[Opening Data supplied section]

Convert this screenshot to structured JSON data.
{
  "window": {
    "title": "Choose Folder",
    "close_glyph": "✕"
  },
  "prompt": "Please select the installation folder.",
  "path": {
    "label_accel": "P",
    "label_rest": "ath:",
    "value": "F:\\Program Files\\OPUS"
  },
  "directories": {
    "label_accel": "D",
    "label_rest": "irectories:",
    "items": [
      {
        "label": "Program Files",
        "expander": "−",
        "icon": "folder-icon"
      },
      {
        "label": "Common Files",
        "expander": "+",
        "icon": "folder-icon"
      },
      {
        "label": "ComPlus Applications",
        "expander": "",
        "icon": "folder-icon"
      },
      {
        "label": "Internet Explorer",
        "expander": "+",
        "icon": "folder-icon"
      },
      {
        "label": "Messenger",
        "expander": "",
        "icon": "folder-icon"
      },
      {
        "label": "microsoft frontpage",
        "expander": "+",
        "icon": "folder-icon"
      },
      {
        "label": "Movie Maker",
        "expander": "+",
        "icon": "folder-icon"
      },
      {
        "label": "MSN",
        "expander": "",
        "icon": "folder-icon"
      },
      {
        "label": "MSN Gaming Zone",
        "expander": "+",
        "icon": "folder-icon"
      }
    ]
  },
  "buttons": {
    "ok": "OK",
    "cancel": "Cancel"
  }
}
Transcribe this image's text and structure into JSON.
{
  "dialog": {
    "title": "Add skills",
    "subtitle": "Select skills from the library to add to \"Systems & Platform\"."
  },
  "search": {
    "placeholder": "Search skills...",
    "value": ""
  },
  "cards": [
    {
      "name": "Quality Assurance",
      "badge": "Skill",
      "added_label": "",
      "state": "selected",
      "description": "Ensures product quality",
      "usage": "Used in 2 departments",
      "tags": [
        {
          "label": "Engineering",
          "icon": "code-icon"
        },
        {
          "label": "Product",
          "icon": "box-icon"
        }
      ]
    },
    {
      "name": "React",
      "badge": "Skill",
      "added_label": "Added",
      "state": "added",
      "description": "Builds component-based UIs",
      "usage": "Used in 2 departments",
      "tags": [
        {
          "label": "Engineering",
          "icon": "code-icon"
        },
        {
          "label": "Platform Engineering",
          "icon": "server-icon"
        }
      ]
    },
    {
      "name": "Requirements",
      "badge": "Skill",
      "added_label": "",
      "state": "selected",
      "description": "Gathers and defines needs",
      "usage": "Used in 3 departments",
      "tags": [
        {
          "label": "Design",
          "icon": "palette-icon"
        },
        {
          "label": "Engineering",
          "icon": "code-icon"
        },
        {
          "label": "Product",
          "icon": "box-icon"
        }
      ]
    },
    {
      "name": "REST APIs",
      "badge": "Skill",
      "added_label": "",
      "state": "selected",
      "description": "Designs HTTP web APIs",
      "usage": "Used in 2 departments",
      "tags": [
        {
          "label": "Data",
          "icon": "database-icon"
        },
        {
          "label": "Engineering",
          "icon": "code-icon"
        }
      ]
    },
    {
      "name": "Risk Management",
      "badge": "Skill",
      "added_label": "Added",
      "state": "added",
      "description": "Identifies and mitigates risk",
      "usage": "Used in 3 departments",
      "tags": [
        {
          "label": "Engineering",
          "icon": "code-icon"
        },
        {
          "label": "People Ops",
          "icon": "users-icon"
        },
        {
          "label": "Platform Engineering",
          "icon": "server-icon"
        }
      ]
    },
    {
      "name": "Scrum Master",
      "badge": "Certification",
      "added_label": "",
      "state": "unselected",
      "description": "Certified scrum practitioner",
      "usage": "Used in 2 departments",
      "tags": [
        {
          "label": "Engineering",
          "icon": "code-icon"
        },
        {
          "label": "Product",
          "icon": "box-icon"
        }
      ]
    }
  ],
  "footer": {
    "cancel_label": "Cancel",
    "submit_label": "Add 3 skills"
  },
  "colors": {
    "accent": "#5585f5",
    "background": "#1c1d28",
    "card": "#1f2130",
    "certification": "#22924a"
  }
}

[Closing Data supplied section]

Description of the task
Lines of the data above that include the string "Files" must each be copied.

Answer for this exercise
    "value": "F:\\Program Files\\OPUS"
        "label": "Program Files",
        "label": "Common Files",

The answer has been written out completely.